** DATA RECORDS **
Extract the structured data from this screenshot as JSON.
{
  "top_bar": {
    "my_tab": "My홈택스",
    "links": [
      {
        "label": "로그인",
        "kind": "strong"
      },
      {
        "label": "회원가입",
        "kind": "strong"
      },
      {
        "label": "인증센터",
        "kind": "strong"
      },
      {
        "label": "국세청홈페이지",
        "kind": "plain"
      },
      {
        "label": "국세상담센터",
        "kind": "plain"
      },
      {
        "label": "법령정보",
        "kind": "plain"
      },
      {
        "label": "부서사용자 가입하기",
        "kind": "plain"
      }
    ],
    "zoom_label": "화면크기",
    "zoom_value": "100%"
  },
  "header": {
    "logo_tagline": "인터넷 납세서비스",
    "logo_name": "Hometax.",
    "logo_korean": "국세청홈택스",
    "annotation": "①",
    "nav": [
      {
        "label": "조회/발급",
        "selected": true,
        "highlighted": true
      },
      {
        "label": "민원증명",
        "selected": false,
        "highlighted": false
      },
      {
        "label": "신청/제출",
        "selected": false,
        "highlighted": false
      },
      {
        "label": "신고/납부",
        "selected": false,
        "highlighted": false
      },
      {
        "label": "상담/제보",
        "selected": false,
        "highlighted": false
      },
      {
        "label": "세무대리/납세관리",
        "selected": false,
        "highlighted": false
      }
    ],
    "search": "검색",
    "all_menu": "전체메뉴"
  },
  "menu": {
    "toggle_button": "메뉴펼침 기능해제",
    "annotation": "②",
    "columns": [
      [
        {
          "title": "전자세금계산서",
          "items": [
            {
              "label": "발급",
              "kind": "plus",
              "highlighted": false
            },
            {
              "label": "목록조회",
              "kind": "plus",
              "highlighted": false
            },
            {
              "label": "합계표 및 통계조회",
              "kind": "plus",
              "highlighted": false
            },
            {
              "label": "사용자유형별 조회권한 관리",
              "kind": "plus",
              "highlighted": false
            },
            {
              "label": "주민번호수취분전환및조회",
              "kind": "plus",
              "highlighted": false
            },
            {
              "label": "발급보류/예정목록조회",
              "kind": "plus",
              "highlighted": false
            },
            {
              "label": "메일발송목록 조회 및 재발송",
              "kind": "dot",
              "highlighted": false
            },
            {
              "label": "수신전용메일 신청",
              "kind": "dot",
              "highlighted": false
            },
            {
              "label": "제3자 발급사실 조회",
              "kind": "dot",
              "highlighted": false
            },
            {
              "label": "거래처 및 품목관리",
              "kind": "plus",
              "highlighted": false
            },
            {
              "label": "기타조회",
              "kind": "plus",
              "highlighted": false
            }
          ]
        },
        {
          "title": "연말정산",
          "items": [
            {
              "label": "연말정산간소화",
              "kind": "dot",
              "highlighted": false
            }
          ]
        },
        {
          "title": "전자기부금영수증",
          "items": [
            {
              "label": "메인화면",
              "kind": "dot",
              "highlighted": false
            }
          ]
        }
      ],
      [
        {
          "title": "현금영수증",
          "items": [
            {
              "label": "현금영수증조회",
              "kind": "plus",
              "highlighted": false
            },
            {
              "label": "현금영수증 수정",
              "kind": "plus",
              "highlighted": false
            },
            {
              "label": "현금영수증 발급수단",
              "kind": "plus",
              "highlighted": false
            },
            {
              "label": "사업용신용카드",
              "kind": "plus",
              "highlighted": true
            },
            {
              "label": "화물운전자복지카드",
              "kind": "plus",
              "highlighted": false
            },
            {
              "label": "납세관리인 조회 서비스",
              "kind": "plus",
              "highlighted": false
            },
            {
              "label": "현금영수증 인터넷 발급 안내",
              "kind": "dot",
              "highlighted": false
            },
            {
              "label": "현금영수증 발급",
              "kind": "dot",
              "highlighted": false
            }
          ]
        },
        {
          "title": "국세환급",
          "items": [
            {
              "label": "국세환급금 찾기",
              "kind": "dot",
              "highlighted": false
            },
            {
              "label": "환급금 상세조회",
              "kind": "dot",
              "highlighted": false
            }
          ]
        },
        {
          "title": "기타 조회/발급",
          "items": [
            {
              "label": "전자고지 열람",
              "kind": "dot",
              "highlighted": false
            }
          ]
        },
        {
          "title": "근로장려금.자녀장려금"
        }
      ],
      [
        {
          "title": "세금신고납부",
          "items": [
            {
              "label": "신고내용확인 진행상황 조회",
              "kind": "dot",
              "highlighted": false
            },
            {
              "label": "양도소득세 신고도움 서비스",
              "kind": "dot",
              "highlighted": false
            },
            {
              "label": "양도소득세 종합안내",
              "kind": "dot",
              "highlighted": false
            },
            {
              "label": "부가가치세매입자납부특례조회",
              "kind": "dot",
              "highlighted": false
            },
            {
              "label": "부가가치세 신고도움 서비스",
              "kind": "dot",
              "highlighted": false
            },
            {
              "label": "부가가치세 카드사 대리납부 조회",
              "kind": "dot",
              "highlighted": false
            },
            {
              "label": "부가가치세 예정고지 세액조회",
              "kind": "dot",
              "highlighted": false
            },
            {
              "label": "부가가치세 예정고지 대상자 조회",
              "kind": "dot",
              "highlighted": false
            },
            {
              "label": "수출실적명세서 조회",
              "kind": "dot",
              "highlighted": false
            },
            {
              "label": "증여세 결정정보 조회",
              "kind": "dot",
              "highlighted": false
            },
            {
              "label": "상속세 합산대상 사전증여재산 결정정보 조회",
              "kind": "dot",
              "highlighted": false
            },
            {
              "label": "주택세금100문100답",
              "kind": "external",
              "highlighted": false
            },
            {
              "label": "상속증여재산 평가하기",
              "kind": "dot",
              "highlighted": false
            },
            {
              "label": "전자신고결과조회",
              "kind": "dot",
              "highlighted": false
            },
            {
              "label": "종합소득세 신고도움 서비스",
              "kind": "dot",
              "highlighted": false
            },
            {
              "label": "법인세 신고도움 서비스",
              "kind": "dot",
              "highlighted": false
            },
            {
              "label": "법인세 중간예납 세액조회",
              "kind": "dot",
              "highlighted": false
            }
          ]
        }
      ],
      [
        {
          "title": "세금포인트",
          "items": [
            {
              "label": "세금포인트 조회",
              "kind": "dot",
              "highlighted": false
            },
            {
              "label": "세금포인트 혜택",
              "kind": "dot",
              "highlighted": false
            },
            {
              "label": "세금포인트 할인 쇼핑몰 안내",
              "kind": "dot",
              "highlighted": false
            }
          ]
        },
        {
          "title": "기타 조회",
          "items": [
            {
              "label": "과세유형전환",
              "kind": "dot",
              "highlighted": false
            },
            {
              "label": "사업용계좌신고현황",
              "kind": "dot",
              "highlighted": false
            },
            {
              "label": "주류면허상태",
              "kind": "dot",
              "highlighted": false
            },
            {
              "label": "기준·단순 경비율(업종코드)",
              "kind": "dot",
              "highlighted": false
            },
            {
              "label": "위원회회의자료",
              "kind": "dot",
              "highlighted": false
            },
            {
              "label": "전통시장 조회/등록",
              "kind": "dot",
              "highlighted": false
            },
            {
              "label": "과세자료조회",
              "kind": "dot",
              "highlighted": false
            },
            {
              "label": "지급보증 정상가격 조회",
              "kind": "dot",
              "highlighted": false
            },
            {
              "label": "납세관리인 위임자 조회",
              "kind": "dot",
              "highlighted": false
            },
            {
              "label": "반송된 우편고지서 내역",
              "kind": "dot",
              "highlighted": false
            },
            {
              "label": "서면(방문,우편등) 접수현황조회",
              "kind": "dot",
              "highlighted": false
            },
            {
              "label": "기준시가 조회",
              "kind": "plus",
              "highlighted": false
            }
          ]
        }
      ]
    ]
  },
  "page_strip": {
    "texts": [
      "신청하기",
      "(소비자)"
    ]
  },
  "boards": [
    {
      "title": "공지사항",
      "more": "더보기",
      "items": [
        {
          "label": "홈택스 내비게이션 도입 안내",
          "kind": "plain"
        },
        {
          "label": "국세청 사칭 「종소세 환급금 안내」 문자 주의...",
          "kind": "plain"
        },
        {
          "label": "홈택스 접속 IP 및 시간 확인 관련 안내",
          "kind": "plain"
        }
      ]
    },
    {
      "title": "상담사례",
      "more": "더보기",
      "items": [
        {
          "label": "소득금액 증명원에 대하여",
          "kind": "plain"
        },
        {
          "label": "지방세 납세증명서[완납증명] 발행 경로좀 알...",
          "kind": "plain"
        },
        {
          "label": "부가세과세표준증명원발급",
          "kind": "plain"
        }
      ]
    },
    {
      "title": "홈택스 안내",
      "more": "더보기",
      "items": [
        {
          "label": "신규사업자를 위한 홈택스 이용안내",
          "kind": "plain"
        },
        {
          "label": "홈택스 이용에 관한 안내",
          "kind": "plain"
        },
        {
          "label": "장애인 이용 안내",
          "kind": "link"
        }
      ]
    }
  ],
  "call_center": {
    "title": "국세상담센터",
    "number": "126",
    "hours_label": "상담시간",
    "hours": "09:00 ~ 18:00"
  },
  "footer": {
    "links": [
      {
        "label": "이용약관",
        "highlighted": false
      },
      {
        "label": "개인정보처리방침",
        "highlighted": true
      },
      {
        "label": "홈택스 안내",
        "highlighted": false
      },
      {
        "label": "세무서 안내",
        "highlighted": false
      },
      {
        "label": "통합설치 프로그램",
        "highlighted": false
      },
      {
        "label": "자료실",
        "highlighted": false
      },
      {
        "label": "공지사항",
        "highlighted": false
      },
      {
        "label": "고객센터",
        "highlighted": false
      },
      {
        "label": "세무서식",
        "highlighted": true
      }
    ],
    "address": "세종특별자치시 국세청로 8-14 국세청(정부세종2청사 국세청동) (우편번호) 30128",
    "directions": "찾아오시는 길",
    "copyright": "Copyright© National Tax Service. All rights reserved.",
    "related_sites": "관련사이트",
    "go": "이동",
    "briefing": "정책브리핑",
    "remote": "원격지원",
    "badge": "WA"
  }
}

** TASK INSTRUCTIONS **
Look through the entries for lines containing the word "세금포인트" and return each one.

** TASK RESPONSE **
          "title": "세금포인트",
              "label": "세금포인트 조회",
              "label": "세금포인트 혜택",
              "label": "세금포인트 할인 쇼핑몰 안내",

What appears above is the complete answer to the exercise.